YOUR ASSIGNMENT = Lines of the material that include the string "image" should be returned.
───── THE RECORDS
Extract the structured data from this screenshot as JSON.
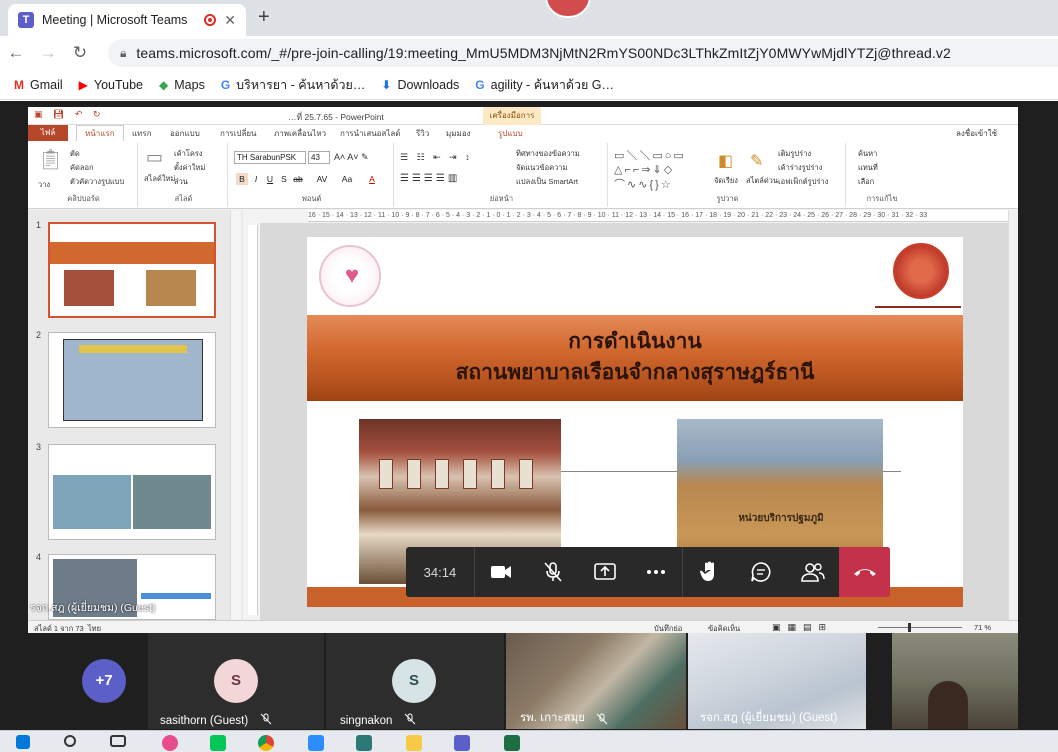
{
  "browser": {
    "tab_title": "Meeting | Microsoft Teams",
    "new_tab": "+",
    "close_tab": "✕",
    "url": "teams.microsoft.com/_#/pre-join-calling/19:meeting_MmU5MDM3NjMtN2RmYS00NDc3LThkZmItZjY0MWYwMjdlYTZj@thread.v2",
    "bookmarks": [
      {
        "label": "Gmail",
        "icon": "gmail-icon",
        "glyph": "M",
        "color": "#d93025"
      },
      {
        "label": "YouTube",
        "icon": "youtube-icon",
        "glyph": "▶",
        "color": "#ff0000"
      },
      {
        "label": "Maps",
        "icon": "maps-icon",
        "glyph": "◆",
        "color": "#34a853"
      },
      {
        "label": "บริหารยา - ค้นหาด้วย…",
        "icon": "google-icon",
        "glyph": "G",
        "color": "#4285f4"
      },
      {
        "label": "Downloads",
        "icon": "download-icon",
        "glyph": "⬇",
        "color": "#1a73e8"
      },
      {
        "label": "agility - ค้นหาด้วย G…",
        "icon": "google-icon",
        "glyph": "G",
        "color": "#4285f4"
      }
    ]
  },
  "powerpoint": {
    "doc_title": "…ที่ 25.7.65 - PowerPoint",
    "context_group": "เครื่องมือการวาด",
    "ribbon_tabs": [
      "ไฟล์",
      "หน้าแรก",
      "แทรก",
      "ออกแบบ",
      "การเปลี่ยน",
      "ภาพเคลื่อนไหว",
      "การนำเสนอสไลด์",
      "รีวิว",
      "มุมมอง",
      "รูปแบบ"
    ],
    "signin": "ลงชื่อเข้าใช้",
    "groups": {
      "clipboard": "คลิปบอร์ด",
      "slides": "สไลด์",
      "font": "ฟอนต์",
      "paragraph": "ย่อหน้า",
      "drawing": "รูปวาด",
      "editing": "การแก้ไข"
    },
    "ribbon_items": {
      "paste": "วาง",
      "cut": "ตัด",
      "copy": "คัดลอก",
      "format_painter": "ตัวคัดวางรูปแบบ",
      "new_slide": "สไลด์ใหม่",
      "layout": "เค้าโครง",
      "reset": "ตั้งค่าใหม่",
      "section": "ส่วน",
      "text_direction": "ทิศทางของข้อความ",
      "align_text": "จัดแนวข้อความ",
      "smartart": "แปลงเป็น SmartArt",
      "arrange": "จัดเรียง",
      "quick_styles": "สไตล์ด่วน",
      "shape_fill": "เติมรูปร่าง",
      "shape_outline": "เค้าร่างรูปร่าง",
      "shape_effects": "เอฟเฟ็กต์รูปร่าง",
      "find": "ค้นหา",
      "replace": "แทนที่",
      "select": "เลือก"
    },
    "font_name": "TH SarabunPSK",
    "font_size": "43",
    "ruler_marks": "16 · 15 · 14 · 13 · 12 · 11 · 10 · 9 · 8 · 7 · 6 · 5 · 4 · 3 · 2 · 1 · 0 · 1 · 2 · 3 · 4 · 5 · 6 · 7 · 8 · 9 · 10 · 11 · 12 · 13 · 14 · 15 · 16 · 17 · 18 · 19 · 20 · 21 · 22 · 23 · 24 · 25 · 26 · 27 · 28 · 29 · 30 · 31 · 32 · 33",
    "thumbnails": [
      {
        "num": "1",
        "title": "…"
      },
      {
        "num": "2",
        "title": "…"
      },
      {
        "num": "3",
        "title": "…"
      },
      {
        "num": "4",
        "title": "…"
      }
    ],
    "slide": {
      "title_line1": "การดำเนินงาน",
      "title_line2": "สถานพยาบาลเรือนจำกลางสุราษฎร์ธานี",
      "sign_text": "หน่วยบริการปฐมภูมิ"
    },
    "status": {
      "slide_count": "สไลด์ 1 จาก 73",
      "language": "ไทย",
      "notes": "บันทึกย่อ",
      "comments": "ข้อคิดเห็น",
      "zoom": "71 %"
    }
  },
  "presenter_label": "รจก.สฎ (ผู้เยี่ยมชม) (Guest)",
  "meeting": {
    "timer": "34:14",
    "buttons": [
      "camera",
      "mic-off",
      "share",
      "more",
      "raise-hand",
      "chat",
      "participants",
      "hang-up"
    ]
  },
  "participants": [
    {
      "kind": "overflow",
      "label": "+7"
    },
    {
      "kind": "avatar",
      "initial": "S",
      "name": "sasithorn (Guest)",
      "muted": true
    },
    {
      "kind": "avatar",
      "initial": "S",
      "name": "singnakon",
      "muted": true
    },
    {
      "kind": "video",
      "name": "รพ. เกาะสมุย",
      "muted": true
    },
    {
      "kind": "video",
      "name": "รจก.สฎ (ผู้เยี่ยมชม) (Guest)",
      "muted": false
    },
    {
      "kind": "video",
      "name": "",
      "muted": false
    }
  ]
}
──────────
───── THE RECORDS
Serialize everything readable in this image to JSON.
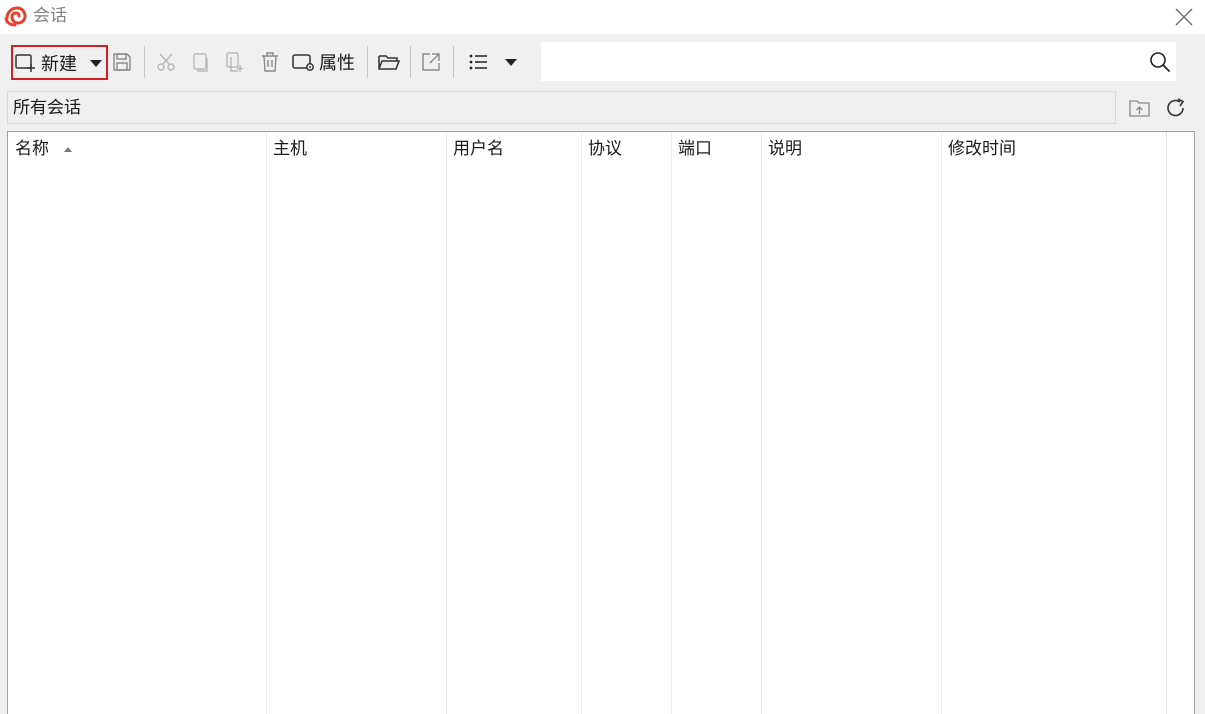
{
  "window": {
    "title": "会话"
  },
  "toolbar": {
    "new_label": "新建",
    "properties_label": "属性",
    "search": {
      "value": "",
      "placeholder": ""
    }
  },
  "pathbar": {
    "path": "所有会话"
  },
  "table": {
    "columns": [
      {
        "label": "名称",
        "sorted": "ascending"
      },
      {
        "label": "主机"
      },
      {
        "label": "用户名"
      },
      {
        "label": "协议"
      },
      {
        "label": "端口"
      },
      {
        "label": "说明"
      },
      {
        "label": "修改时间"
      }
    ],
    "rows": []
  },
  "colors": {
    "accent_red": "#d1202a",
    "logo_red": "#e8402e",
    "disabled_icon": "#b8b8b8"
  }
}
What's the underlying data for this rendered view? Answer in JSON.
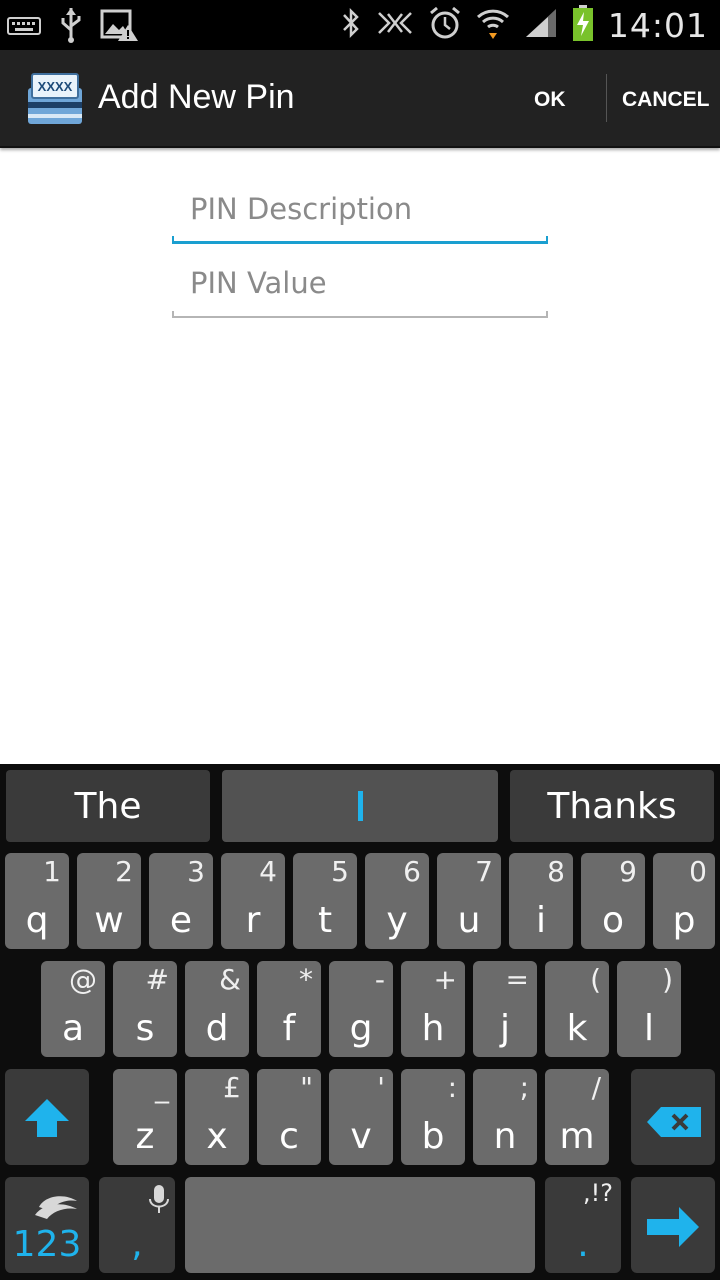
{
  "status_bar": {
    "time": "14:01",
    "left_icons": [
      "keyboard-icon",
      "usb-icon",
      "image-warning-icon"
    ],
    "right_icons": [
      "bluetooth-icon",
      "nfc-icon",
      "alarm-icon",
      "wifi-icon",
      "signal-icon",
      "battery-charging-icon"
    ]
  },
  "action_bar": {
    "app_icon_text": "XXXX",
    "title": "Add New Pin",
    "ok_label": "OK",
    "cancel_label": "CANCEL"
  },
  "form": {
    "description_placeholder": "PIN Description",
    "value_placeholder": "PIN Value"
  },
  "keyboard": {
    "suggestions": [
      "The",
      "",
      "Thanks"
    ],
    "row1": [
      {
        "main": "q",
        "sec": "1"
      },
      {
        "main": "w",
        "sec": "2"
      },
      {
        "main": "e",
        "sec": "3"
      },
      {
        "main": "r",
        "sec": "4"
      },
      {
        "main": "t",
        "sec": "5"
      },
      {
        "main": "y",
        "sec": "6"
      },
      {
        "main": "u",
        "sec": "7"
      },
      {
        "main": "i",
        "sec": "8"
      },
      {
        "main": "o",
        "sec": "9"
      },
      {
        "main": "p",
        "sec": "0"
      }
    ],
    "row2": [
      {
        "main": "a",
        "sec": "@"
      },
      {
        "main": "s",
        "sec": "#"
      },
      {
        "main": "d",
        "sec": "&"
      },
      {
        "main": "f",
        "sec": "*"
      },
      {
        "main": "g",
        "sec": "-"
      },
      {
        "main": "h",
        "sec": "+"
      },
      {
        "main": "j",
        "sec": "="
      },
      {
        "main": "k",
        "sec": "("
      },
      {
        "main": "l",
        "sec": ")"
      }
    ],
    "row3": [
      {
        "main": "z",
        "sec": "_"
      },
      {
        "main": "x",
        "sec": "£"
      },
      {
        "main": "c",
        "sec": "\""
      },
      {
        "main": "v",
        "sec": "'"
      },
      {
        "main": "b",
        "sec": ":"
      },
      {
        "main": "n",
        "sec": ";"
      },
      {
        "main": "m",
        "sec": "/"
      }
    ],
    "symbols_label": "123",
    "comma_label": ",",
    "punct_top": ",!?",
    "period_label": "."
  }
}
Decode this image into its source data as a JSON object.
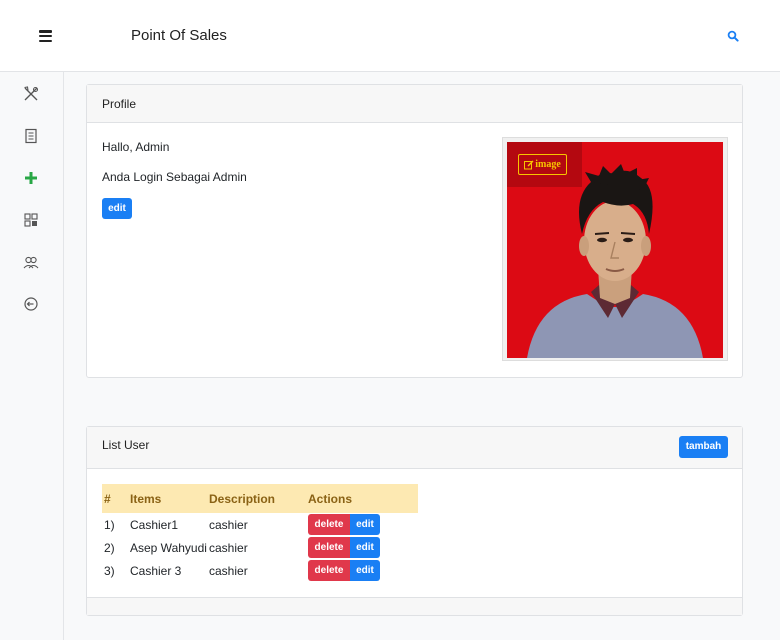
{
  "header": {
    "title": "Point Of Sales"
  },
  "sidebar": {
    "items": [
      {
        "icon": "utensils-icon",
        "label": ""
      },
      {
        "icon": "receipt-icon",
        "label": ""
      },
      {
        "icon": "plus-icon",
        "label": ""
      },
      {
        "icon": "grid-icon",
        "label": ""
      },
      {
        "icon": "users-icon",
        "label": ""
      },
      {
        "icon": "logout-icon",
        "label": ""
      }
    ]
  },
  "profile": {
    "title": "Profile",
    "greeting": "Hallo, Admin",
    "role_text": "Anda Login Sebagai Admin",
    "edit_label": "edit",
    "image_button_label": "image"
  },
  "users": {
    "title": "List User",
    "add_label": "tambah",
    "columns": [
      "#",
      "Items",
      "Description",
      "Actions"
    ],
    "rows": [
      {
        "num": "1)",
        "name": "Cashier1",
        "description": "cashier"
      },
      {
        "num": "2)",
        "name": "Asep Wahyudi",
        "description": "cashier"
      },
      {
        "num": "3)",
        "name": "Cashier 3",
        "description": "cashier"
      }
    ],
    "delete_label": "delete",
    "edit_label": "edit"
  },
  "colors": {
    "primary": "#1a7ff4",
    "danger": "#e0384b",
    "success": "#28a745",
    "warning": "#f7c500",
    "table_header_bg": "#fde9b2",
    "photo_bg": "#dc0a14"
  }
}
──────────
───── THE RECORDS
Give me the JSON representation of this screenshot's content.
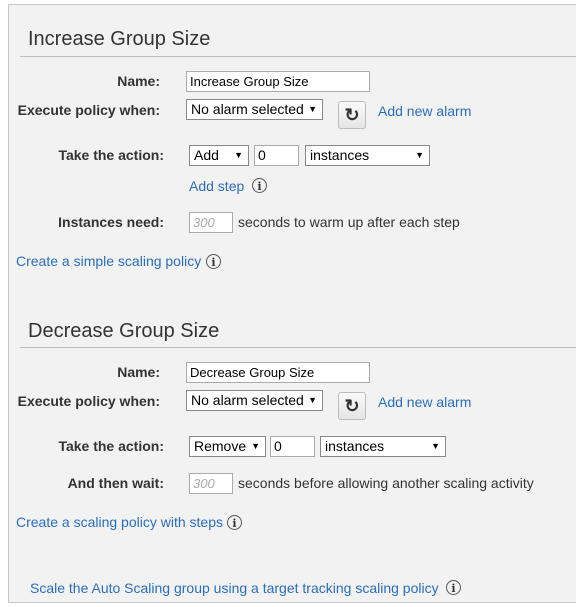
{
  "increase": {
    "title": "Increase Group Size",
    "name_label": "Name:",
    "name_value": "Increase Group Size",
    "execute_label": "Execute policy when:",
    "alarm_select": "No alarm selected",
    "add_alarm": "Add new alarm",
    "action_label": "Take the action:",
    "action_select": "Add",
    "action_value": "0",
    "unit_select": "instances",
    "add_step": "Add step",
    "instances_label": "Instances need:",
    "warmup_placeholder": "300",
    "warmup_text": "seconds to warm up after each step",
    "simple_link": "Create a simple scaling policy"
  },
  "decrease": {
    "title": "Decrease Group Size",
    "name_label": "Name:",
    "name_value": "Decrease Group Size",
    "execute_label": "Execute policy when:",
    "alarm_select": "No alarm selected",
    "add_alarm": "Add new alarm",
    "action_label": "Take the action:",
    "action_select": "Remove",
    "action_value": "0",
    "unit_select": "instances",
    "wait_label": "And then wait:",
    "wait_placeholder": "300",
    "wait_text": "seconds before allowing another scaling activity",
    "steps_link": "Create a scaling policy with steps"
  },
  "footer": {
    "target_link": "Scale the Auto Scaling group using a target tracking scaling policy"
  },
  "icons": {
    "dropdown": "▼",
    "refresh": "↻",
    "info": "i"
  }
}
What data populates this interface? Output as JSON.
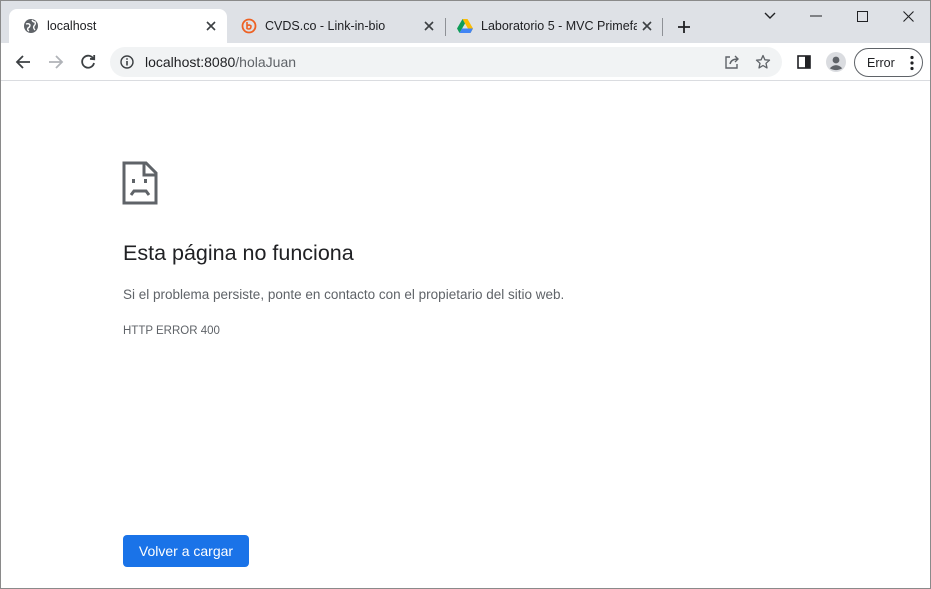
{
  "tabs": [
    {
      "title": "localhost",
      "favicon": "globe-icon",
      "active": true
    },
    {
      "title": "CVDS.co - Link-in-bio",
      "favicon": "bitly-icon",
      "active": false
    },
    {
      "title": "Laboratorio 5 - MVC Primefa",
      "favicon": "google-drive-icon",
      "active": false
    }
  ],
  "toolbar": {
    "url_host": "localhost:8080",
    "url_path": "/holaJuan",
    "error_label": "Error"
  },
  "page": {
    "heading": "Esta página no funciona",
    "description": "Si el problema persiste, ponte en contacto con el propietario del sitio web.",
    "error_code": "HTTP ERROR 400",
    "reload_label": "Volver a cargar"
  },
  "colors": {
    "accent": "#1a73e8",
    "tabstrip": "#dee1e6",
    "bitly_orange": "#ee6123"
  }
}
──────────
WORKED SOLUTION =
Serialize everything readable in this image to JSON.
      "image-warning-icon"
Decode this image into its source data as a JSON object.
    "image_button_label": "image"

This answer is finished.